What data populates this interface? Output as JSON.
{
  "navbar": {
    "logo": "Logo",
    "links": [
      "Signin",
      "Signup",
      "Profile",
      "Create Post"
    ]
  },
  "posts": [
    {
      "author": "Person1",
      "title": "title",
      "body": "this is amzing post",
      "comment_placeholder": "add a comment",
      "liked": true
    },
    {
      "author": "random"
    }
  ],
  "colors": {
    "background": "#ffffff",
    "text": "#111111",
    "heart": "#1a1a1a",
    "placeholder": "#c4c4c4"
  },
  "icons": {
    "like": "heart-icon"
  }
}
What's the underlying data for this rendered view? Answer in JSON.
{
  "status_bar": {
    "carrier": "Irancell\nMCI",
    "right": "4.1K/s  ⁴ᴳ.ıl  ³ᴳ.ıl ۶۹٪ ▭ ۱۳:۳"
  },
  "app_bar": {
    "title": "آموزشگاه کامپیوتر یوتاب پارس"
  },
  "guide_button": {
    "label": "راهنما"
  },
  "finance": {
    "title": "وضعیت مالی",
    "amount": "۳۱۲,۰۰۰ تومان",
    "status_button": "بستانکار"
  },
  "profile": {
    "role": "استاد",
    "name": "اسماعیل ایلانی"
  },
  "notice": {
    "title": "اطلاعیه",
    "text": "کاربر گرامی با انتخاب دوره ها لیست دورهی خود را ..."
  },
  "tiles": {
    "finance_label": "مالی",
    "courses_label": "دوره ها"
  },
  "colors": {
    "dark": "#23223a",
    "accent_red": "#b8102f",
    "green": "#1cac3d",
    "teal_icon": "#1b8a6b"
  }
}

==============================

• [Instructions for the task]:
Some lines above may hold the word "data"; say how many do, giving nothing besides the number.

• [Result for this task]:
2